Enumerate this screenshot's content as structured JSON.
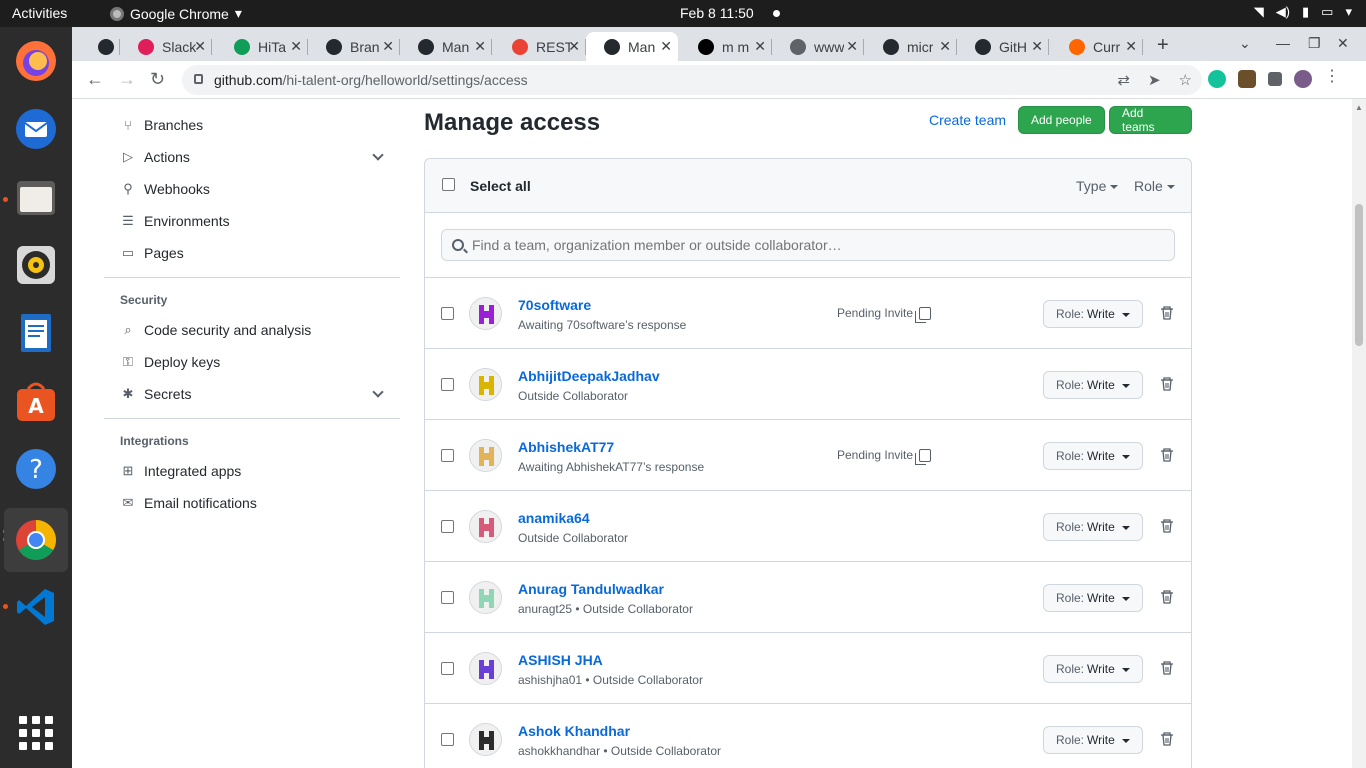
{
  "system": {
    "activities": "Activities",
    "app_name": "Google Chrome",
    "clock": "Feb 8  11:50"
  },
  "browser": {
    "tabs": [
      {
        "title": "",
        "icon": "github-icon",
        "color": "#24292f"
      },
      {
        "title": "Slack",
        "icon": "slack-icon",
        "color": "#e01e5a"
      },
      {
        "title": "HiTa",
        "icon": "sheets-icon",
        "color": "#0f9d58"
      },
      {
        "title": "Bran",
        "icon": "github-icon",
        "color": "#24292f"
      },
      {
        "title": "Man",
        "icon": "github-icon",
        "color": "#24292f"
      },
      {
        "title": "REST",
        "icon": "gmail-icon",
        "color": "#ea4335"
      },
      {
        "title": "Man",
        "icon": "github-icon",
        "color": "#24292f",
        "active": true
      },
      {
        "title": "m m",
        "icon": "m-icon",
        "color": "#000000"
      },
      {
        "title": "www",
        "icon": "globe-icon",
        "color": "#5f6368"
      },
      {
        "title": "micr",
        "icon": "github-icon",
        "color": "#24292f"
      },
      {
        "title": "GitH",
        "icon": "github-icon",
        "color": "#24292f"
      },
      {
        "title": "Curr",
        "icon": "ycombinator-icon",
        "color": "#ff6600"
      }
    ],
    "url_host": "github.com",
    "url_path": "/hi-talent-org/helloworld/settings/access"
  },
  "sidebar": {
    "items_top": [
      {
        "label": "Branches",
        "icon": "branch-icon"
      },
      {
        "label": "Actions",
        "icon": "play-icon",
        "expandable": true
      },
      {
        "label": "Webhooks",
        "icon": "webhook-icon"
      },
      {
        "label": "Environments",
        "icon": "server-icon"
      },
      {
        "label": "Pages",
        "icon": "browser-icon"
      }
    ],
    "security_heading": "Security",
    "security_items": [
      {
        "label": "Code security and analysis",
        "icon": "codescan-icon"
      },
      {
        "label": "Deploy keys",
        "icon": "key-icon"
      },
      {
        "label": "Secrets",
        "icon": "asterisk-icon",
        "expandable": true
      }
    ],
    "integrations_heading": "Integrations",
    "integrations_items": [
      {
        "label": "Integrated apps",
        "icon": "apps-icon"
      },
      {
        "label": "Email notifications",
        "icon": "mail-icon"
      }
    ]
  },
  "main": {
    "title": "Manage access",
    "create_team": "Create team",
    "add_people": "Add people",
    "add_teams": "Add teams",
    "select_all": "Select all",
    "filter_type": "Type",
    "filter_role": "Role",
    "search_placeholder": "Find a team, organization member or outside collaborator…",
    "pending_label": "Pending Invite",
    "role_prefix": "Role:",
    "members": [
      {
        "name": "70software",
        "sub": "Awaiting 70software’s response",
        "pending": true,
        "role": "Write",
        "avatar_color": "#9b1fd6"
      },
      {
        "name": "AbhijitDeepakJadhav",
        "sub": "Outside Collaborator",
        "pending": false,
        "role": "Write",
        "avatar_color": "#d9b400"
      },
      {
        "name": "AbhishekAT77",
        "sub": "Awaiting AbhishekAT77’s response",
        "pending": true,
        "role": "Write",
        "avatar_color": "#e3b35a"
      },
      {
        "name": "anamika64",
        "sub": "Outside Collaborator",
        "pending": false,
        "role": "Write",
        "avatar_color": "#d65a7a"
      },
      {
        "name": "Anurag Tandulwadkar",
        "sub": "anuragt25 • Outside Collaborator",
        "pending": false,
        "role": "Write",
        "avatar_color": "#8fd6b5"
      },
      {
        "name": "ASHISH JHA",
        "sub": "ashishjha01 • Outside Collaborator",
        "pending": false,
        "role": "Write",
        "avatar_color": "#6a3fd6"
      },
      {
        "name": "Ashok Khandhar",
        "sub": "ashokkhandhar • Outside Collaborator",
        "pending": false,
        "role": "Write",
        "avatar_color": "#2b2b2b"
      }
    ]
  },
  "colors": {
    "accent_green": "#2da44e",
    "link_blue": "#0969da"
  }
}
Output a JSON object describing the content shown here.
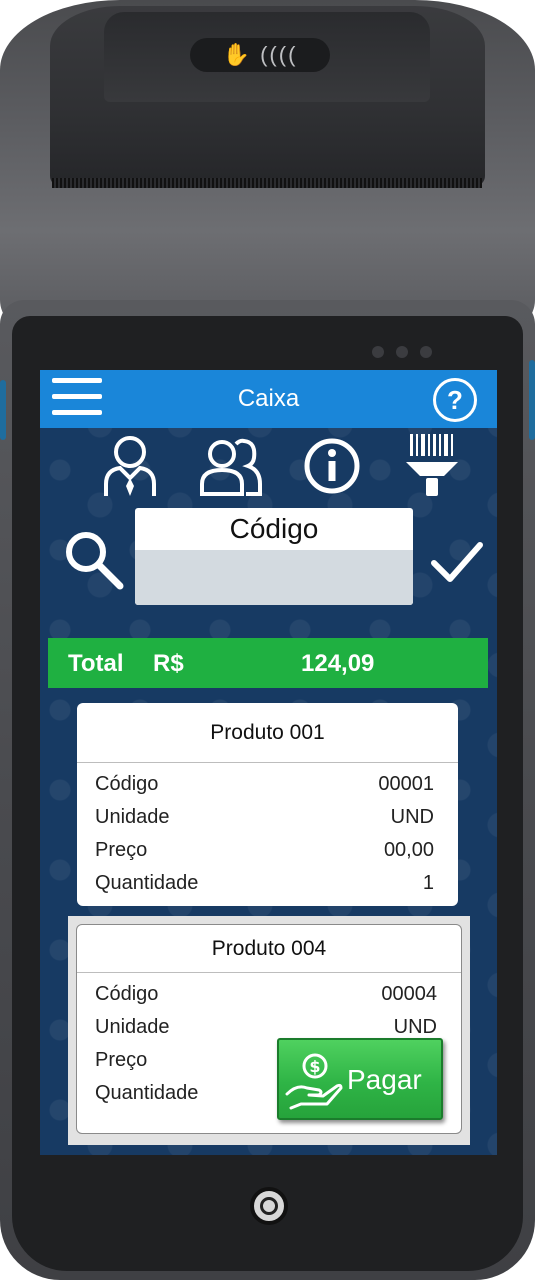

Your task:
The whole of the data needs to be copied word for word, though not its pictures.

Answer box:
Enumerate this screenshot's content as structured JSON.
{
  "system": {
    "activities": "Activities",
    "app_name": "Google Chrome",
    "clock": "Feb 8  11:50"
  },
  "browser": {
    "tabs": [
      {
        "title": "",
        "icon": "github-icon",
        "color": "#24292f"
      },
      {
        "title": "Slack",
        "icon": "slack-icon",
        "color": "#e01e5a"
      },
      {
        "title": "HiTa",
        "icon": "sheets-icon",
        "color": "#0f9d58"
      },
      {
        "title": "Bran",
        "icon": "github-icon",
        "color": "#24292f"
      },
      {
        "title": "Man",
        "icon": "github-icon",
        "color": "#24292f"
      },
      {
        "title": "REST",
        "icon": "gmail-icon",
        "color": "#ea4335"
      },
      {
        "title": "Man",
        "icon": "github-icon",
        "color": "#24292f",
        "active": true
      },
      {
        "title": "m m",
        "icon": "m-icon",
        "color": "#000000"
      },
      {
        "title": "www",
        "icon": "globe-icon",
        "color": "#5f6368"
      },
      {
        "title": "micr",
        "icon": "github-icon",
        "color": "#24292f"
      },
      {
        "title": "GitH",
        "icon": "github-icon",
        "color": "#24292f"
      },
      {
        "title": "Curr",
        "icon": "ycombinator-icon",
        "color": "#ff6600"
      }
    ],
    "url_host": "github.com",
    "url_path": "/hi-talent-org/helloworld/settings/access"
  },
  "sidebar": {
    "items_top": [
      {
        "label": "Branches",
        "icon": "branch-icon"
      },
      {
        "label": "Actions",
        "icon": "play-icon",
        "expandable": true
      },
      {
        "label": "Webhooks",
        "icon": "webhook-icon"
      },
      {
        "label": "Environments",
        "icon": "server-icon"
      },
      {
        "label": "Pages",
        "icon": "browser-icon"
      }
    ],
    "security_heading": "Security",
    "security_items": [
      {
        "label": "Code security and analysis",
        "icon": "codescan-icon"
      },
      {
        "label": "Deploy keys",
        "icon": "key-icon"
      },
      {
        "label": "Secrets",
        "icon": "asterisk-icon",
        "expandable": true
      }
    ],
    "integrations_heading": "Integrations",
    "integrations_items": [
      {
        "label": "Integrated apps",
        "icon": "apps-icon"
      },
      {
        "label": "Email notifications",
        "icon": "mail-icon"
      }
    ]
  },
  "main": {
    "title": "Manage access",
    "create_team": "Create team",
    "add_people": "Add people",
    "add_teams": "Add teams",
    "select_all": "Select all",
    "filter_type": "Type",
    "filter_role": "Role",
    "search_placeholder": "Find a team, organization member or outside collaborator…",
    "pending_label": "Pending Invite",
    "role_prefix": "Role:",
    "members": [
      {
        "name": "70software",
        "sub": "Awaiting 70software’s response",
        "pending": true,
        "role": "Write",
        "avatar_color": "#9b1fd6"
      },
      {
        "name": "AbhijitDeepakJadhav",
        "sub": "Outside Collaborator",
        "pending": false,
        "role": "Write",
        "avatar_color": "#d9b400"
      },
      {
        "name": "AbhishekAT77",
        "sub": "Awaiting AbhishekAT77’s response",
        "pending": true,
        "role": "Write",
        "avatar_color": "#e3b35a"
      },
      {
        "name": "anamika64",
        "sub": "Outside Collaborator",
        "pending": false,
        "role": "Write",
        "avatar_color": "#d65a7a"
      },
      {
        "name": "Anurag Tandulwadkar",
        "sub": "anuragt25 • Outside Collaborator",
        "pending": false,
        "role": "Write",
        "avatar_color": "#8fd6b5"
      },
      {
        "name": "ASHISH JHA",
        "sub": "ashishjha01 • Outside Collaborator",
        "pending": false,
        "role": "Write",
        "avatar_color": "#6a3fd6"
      },
      {
        "name": "Ashok Khandhar",
        "sub": "ashokkhandhar • Outside Collaborator",
        "pending": false,
        "role": "Write",
        "avatar_color": "#2b2b2b"
      }
    ]
  },
  "colors": {
    "accent_green": "#2da44e",
    "link_blue": "#0969da"
  }
}
Output a JSON object describing the content shown here.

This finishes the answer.